Paul is absolutely important, but no more or less so than the other Apostles. They all spoke the Divine Word, he just happened to actually be able to write as well. He was a brilliant man, obviously, and a Saint, but he’s no more special than any other Apostle, IMO. Many of his “innovations”, such as his acceptance of Gentiles, were not unique to him, but had begun already, before he was even Christian. He was just very good at making a clear case for it.
What I find interesting is how downright obsessed many Jewish scholars of Christianity are with Paul, as if he created Christianity whole. There are countless books by Jewish authors about Paul and his role in Christianity, all seeming to overlook the fact that Paul had to work his butt off just to get accepted as a Christian at first. When you read his epistles, it’s obvious that he constantly labored under some suspiscion by other Christians, even when they accepted his teachings. They were only human, after all, and Paul wasn’t exactly the kind of guy they were expecting to join up with the Church. Everything he did and said seemed to stir up controversy and misunderstanding, and even Peter commented on that, saying that Paul’s writings were “difficult to understand”. I think it’s very telling that Peter had to include his “blessing” of Paul in his writings.
Of course none of this is intended to tear Paul down, as we’d have less than half of the New Testament without his efforts, and we are all enriched by being able to read the writings of an Apostle today, but we have to understand the context of his labors.
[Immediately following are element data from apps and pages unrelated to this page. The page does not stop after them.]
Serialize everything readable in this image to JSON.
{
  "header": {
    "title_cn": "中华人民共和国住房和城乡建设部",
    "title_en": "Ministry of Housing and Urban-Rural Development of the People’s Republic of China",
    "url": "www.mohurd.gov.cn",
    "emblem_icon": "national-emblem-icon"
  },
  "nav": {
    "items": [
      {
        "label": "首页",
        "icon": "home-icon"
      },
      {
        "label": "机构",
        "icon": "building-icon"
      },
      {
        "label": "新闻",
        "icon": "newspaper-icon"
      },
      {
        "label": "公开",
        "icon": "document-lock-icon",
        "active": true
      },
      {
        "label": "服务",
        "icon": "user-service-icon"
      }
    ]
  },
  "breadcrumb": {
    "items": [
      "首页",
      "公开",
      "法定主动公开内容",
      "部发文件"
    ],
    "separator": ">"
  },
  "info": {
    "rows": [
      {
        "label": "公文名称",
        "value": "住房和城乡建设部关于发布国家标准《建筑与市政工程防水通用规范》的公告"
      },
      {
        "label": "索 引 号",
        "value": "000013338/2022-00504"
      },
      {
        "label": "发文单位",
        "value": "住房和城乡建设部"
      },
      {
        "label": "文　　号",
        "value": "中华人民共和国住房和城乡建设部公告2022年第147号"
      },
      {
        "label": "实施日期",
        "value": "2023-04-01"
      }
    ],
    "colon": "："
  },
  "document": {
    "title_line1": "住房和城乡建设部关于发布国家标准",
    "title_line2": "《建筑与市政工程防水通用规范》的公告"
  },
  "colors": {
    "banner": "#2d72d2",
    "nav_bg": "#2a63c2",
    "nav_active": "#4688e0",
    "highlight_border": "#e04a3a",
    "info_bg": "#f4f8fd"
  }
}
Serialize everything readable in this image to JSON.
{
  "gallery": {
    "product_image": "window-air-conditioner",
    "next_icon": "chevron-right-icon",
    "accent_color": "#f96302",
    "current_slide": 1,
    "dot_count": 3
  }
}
His life as a Christian seems to have been a struggle, at least for a time, and that must be recognized and respected.